### TASK PROMPT
All that is needed is each line of the entries holding the word "icon", copied as it stands.

### Component data from apps and pages
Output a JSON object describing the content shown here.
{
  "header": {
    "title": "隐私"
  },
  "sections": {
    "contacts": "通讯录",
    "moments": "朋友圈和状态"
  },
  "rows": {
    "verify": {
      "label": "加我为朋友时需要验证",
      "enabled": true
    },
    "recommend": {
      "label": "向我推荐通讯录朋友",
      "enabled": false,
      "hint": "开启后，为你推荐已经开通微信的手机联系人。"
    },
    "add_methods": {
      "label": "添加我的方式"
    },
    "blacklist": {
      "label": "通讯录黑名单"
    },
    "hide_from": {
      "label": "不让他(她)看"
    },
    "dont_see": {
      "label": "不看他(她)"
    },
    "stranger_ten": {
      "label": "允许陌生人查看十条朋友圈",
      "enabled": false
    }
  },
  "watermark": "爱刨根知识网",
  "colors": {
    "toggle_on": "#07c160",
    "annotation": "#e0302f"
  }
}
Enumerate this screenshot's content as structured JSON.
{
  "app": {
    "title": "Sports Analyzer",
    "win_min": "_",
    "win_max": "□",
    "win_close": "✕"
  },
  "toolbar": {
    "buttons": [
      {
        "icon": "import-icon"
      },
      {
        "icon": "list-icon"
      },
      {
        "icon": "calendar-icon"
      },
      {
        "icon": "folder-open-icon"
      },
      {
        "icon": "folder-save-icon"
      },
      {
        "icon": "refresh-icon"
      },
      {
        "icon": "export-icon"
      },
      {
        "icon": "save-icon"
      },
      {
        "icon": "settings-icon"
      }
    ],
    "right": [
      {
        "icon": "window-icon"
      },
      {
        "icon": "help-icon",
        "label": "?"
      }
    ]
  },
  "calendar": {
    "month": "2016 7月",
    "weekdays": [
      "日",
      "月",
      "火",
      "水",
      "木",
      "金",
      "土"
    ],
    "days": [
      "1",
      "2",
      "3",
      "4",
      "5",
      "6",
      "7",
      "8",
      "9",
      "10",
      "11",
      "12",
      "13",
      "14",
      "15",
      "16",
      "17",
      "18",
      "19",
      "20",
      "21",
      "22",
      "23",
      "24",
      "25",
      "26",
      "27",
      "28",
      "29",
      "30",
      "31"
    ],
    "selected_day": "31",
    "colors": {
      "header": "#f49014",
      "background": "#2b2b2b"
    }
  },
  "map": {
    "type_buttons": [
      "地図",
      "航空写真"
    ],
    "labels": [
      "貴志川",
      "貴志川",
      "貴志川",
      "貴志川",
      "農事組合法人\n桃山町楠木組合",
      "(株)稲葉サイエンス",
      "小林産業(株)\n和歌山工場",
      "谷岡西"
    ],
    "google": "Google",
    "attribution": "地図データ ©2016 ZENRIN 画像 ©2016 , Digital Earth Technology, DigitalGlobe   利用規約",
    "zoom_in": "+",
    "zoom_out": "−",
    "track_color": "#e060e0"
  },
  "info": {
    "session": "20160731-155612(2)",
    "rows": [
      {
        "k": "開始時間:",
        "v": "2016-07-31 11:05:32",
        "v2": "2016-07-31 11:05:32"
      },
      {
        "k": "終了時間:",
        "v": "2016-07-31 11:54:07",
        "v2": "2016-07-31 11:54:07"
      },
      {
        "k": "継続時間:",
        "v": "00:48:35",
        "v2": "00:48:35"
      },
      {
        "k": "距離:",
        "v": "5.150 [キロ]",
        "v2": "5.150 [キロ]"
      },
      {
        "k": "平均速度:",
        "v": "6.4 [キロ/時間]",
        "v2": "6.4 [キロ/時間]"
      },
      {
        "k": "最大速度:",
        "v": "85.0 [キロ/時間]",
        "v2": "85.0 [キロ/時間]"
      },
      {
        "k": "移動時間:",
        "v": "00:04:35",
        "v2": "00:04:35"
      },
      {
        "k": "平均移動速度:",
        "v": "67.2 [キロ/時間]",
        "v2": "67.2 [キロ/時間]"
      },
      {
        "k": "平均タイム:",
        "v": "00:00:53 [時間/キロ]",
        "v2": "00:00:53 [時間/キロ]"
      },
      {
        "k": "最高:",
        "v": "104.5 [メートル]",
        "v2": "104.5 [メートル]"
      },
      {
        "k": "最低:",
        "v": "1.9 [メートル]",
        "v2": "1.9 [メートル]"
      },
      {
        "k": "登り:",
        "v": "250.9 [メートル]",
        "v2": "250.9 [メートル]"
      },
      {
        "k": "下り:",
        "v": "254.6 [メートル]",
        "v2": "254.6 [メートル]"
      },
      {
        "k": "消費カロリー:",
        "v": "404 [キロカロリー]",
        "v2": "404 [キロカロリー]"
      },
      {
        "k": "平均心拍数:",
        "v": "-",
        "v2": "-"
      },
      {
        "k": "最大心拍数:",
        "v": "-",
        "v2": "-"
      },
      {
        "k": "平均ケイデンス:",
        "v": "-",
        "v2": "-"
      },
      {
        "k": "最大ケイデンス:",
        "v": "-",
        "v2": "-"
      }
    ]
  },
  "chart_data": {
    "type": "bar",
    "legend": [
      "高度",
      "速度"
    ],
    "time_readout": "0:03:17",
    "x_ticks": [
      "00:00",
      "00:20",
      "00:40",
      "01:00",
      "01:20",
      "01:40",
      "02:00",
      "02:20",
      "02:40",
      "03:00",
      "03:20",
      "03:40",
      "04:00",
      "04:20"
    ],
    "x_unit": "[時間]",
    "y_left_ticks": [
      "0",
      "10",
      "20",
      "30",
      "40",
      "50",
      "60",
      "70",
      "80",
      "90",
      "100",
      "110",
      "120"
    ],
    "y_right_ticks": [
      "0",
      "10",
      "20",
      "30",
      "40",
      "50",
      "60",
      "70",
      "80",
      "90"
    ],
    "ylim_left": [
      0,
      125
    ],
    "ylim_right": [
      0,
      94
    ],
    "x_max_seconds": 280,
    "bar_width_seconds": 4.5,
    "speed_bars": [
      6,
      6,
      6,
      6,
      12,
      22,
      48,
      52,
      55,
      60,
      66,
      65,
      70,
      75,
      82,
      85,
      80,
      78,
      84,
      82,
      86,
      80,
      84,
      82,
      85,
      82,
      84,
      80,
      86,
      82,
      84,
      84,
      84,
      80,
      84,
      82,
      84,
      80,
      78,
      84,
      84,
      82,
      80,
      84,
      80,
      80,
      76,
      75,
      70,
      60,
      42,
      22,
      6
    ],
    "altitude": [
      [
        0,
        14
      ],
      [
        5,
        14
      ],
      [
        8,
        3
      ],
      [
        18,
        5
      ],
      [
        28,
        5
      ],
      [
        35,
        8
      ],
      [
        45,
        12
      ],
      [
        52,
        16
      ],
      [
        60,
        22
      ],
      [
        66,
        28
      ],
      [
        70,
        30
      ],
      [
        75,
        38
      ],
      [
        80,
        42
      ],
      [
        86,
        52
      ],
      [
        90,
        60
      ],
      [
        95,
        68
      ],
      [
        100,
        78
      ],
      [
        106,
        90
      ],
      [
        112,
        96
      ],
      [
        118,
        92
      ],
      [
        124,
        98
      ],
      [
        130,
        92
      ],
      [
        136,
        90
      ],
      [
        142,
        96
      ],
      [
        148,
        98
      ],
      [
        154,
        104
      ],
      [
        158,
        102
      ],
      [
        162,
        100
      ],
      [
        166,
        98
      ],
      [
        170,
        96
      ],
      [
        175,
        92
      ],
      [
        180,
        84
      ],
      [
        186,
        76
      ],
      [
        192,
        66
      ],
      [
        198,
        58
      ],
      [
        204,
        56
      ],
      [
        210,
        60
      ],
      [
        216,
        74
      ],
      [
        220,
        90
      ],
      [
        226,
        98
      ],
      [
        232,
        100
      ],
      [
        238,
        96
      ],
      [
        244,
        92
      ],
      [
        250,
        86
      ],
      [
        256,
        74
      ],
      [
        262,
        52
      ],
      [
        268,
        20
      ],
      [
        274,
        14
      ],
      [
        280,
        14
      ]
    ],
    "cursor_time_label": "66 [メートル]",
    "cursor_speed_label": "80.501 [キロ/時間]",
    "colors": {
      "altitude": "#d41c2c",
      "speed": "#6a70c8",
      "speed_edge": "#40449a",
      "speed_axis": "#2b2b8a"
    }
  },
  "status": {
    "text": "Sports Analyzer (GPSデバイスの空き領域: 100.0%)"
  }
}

### WORKED SOLUTION
        "icon": "import-icon"
        "icon": "list-icon"
        "icon": "calendar-icon"
        "icon": "folder-open-icon"
        "icon": "folder-save-icon"
        "icon": "refresh-icon"
        "icon": "export-icon"
        "icon": "save-icon"
        "icon": "settings-icon"
        "icon": "window-icon"
        "icon": "help-icon",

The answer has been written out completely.